In 2009, guerrilla partisans got the windfall of their lives when Barack Obama came to power. The following year, pro-guerrilla activist Claudia Paz y Paz was appointed attorney general with the connivance of influential parties, among them the United States.

Paz y Paz began a series of reforms whose logic was to undermine the country’s rule of law. Her main target was the former head of state and army leader, General Efraín Ríos Montt, whom she charged with genocide.

“Crimes of humanity” had been exempted from the amnesty. Accusing Ríos Montt of genocide was a handy way to settle an old score. Even more, if the charge were upheld, it would set a precedent for defining the law by political whims. (Does it sound familiar?)

Ríos Montt was charged in the deaths of 1,771 Ixils, an indigenous tribe. To many Guatemalans, the accusation made little sense. When he ran for office after the truce, Ríos Montt had massive support from, of all people, the Ixils. One columnist was moved to wonder: “Why for the love of God did the Ixils vote in three consecutive elections for General Genocide?”

During Ríos Montt’s 17 months as head of state in 1982 and 1983, the U.S. State Department – in confidential memos, not press releases – had actually praised him for cleaning up human-rights abuses in the army’s campaigns. So why, for the love of God, was Obama’s State Department persecuting him?

In May 2013, a panel of judges found the 87-year-old Ríos Montt guilty. The U.S. embassy had energetically supported the trial, and Hillary Clinton’s ambassador was quick to praise the verdict.

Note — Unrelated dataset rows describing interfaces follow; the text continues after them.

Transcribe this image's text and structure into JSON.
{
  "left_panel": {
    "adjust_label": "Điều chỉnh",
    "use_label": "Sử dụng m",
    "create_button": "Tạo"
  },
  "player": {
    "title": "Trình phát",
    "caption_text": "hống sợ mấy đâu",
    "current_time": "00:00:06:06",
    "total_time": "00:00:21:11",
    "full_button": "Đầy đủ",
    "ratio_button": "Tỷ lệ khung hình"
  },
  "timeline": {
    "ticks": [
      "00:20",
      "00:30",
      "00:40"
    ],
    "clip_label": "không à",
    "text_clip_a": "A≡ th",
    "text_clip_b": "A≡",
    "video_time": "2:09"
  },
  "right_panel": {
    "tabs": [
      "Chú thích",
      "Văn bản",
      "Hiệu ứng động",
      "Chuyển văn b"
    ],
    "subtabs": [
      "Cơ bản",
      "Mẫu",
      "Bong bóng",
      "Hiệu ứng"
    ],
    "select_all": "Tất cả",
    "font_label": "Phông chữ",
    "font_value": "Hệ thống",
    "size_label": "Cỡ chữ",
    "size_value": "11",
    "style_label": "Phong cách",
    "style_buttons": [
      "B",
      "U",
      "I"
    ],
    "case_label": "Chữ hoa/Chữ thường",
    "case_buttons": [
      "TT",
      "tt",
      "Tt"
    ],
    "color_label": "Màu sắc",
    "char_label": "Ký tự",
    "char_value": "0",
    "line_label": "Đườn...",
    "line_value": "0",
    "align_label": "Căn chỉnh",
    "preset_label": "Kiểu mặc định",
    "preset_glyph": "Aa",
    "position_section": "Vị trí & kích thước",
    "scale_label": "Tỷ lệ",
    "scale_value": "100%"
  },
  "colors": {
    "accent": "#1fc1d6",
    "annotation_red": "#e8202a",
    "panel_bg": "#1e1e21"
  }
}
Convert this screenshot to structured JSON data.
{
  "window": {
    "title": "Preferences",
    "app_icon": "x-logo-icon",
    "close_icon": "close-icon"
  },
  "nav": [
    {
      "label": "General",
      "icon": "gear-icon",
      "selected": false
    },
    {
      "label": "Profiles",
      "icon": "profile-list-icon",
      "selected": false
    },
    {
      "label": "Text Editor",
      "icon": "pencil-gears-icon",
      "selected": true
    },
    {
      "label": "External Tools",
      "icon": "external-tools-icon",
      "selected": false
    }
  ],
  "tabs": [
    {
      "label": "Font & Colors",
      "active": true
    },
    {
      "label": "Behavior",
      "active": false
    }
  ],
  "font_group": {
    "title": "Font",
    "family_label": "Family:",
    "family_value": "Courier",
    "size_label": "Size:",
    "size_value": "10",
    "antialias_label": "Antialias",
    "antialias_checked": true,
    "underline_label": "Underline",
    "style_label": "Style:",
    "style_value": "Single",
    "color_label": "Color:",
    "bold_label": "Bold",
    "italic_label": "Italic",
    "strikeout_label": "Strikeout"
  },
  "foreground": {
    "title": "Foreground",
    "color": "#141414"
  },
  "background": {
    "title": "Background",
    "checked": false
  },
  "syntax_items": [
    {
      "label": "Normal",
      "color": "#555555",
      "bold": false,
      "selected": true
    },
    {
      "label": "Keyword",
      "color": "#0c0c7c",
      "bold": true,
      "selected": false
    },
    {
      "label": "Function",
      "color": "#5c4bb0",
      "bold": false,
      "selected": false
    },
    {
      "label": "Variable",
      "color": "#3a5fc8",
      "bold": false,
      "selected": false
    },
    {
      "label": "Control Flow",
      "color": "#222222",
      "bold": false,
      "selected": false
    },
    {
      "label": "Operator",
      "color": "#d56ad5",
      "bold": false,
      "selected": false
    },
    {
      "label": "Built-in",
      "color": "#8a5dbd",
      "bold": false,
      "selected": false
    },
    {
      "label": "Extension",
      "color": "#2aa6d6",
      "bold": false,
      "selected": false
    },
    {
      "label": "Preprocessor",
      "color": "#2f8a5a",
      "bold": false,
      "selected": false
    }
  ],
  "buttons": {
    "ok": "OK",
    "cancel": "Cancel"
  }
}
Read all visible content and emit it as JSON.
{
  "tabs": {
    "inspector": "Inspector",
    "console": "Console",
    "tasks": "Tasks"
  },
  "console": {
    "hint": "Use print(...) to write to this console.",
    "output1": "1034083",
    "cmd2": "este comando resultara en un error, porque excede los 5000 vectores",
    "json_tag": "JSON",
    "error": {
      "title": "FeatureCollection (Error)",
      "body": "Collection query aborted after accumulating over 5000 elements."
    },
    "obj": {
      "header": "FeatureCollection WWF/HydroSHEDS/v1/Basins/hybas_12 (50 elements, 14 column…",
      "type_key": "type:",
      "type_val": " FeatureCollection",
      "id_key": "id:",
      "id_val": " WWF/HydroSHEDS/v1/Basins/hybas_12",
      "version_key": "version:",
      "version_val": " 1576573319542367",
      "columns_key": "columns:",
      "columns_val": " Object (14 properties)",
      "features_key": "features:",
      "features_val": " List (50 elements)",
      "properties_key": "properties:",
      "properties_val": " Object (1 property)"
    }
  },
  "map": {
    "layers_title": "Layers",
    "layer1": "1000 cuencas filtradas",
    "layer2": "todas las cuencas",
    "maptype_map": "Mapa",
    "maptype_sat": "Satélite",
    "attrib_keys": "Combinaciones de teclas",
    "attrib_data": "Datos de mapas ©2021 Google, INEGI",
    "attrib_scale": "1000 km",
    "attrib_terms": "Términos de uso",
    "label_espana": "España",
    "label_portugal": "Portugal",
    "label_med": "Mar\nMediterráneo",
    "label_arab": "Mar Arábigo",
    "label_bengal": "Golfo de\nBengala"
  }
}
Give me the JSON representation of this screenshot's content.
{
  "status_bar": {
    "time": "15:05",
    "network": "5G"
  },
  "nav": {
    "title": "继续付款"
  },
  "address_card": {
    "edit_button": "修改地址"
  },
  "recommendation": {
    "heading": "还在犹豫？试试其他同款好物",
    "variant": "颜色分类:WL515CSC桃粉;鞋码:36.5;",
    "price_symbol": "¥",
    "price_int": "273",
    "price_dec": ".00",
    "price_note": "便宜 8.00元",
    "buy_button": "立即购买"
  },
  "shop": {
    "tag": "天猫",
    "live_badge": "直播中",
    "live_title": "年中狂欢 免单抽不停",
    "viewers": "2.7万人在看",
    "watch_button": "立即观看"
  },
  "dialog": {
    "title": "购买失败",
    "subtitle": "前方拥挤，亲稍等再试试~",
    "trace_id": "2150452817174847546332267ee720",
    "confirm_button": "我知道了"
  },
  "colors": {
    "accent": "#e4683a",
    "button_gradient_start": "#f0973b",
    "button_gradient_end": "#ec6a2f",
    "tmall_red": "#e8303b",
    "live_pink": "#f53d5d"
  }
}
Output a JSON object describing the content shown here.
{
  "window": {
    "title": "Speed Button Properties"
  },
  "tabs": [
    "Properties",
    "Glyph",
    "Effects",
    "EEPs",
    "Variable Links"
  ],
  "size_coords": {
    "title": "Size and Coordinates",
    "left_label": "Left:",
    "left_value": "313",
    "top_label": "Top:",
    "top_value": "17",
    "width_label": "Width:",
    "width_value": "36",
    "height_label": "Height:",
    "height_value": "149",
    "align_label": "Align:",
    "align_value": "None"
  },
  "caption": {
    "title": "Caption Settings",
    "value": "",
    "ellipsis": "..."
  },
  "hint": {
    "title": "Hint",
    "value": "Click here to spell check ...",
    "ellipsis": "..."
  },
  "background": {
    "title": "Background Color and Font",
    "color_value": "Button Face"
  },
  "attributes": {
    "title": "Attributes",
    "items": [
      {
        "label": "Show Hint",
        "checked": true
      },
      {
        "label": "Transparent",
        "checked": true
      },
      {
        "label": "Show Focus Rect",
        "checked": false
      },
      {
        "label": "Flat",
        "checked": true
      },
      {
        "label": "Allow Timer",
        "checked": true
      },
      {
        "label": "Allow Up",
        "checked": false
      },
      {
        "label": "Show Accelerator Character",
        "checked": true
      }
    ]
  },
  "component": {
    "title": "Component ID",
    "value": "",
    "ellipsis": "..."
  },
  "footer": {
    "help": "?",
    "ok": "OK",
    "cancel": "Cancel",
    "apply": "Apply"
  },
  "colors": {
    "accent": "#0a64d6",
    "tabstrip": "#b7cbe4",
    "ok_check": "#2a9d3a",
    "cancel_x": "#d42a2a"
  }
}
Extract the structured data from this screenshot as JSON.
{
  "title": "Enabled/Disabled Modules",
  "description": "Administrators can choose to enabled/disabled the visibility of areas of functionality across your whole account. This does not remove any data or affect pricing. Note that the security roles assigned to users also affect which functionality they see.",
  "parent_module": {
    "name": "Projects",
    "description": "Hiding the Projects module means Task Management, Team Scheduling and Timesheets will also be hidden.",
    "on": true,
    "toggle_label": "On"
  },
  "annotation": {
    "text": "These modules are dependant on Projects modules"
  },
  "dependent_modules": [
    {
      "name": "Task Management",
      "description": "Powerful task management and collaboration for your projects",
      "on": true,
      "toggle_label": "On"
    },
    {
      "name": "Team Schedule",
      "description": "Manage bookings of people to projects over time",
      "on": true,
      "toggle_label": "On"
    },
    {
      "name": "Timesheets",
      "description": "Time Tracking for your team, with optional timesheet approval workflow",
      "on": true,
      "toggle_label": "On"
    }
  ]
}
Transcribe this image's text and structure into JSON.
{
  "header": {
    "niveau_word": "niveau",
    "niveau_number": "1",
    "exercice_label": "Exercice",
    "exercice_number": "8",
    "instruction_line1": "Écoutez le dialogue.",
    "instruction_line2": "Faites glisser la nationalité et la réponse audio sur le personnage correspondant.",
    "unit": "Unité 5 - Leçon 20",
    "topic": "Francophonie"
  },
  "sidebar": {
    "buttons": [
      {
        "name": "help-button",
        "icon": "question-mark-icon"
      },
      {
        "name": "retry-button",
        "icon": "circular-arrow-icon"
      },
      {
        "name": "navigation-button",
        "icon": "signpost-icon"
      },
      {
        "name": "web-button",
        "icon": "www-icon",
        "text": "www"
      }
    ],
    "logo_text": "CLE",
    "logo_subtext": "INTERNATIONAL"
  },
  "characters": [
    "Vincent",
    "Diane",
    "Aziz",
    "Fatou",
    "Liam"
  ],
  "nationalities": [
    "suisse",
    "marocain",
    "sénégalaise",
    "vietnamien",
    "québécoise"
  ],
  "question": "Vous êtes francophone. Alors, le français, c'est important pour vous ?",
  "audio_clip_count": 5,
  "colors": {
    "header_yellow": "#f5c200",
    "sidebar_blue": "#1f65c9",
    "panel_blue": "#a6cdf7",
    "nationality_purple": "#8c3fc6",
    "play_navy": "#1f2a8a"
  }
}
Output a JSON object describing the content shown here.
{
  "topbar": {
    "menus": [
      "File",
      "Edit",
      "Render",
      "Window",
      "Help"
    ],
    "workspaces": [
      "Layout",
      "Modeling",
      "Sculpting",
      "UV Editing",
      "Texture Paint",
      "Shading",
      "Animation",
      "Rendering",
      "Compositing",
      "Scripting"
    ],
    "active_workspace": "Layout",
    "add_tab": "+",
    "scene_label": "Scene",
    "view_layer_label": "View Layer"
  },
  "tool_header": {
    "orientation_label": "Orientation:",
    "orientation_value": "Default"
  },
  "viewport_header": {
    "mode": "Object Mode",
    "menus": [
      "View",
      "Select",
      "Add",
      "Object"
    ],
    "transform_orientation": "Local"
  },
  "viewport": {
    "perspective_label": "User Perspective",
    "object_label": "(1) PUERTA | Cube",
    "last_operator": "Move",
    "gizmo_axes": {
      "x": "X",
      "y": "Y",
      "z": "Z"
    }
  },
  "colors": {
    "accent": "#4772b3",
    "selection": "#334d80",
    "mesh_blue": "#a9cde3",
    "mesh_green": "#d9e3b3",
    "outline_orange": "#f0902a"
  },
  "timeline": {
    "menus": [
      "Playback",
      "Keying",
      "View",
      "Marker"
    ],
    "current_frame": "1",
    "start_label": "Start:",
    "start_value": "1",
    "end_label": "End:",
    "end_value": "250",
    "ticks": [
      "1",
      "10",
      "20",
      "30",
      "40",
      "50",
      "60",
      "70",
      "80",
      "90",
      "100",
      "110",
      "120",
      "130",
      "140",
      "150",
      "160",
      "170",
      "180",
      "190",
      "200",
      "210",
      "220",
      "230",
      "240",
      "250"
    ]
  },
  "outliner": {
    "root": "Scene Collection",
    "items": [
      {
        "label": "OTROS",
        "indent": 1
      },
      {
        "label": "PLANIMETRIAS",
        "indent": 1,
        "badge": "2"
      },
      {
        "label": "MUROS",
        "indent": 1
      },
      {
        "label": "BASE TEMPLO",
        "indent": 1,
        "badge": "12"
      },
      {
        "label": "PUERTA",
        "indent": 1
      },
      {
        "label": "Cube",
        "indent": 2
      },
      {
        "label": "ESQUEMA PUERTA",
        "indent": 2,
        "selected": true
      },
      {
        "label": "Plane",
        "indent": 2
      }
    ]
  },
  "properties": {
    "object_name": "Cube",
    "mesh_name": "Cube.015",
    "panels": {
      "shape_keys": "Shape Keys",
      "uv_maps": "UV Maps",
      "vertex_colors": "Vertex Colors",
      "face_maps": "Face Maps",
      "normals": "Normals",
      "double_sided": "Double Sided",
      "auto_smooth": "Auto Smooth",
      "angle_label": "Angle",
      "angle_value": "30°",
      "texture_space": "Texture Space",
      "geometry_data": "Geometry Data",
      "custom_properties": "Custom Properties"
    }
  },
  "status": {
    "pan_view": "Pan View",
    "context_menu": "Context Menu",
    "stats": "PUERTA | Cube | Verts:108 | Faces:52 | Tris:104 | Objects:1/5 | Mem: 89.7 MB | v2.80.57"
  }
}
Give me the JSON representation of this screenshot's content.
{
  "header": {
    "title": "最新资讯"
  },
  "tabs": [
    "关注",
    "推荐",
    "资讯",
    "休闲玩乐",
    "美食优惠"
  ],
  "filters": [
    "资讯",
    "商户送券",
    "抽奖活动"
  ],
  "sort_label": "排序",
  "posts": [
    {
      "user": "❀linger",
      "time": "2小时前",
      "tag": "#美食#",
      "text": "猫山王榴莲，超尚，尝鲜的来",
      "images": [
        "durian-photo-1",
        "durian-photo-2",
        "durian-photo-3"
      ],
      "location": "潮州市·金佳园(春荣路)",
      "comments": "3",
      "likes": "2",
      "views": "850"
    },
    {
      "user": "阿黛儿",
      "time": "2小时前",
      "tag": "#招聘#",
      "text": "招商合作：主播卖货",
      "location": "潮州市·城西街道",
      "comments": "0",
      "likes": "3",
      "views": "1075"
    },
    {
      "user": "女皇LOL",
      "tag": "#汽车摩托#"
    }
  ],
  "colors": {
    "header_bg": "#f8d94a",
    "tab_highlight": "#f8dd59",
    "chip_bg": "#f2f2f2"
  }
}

But the judicial process had been hopelessly flawed. During the trial, the presiding judge, Yassmin Barrios, expelled Ríos Montt’s attorney from the courtroom. In a hurry to render her verdict, Barrios then ordered the two attorneys for Ríos Montt’s co-defendant to represent Ríos Montt as well.

It was a spectacular breach of the defendant’s rights. The country’s highest judicial authority, the constitutional court, threw out the verdict and suspended the trial, pending a review.

The Obama-Clinton-Kerry State Department was having none of it. In March 2014, it honored Judge Barrios with one of its International Women of Courage awards – presented to the judge, at a State Department ceremony, by Michelle Obama.

The department’s citation said of Barrios: “By initiating the judicial process against the former dictator, Barrios gave a voice to thousands of Ixil-Mayan victims, provided an important legal precedent for genocide cases worldwide, and demonstrated the importance of an independent judiciary.”

In December 2014, Kerry paid his own tribute to Barrios and the suppressed genocide verdict. But his tribute was only a rip-and-read from the department’s earlier citation of the judge.

Guatemala’s constitutional court allowed the genocide trial to resume, which it did in early 2015. But the state medical authority removed the now-90-year-old defendant from the court, declaring him medically unfit to stand trial.

As a result, the justice ministry – under a new attorney general – is looking for a surrogate to put in the old man’s place. The trial is scheduled to resume next month without a defendant or even a crime.

Above all, the ministry wants a guilty verdict on the genocide charge. In that quest, it will have the support of the State Department and the U.S. ambassador.

Amid all this political comedy, how long will the Christian victims of ISIS have to wait before they get their due from the United States?

David Landau, a novelist in San Francisco, has also worked in Guatemalan matters for 20 years.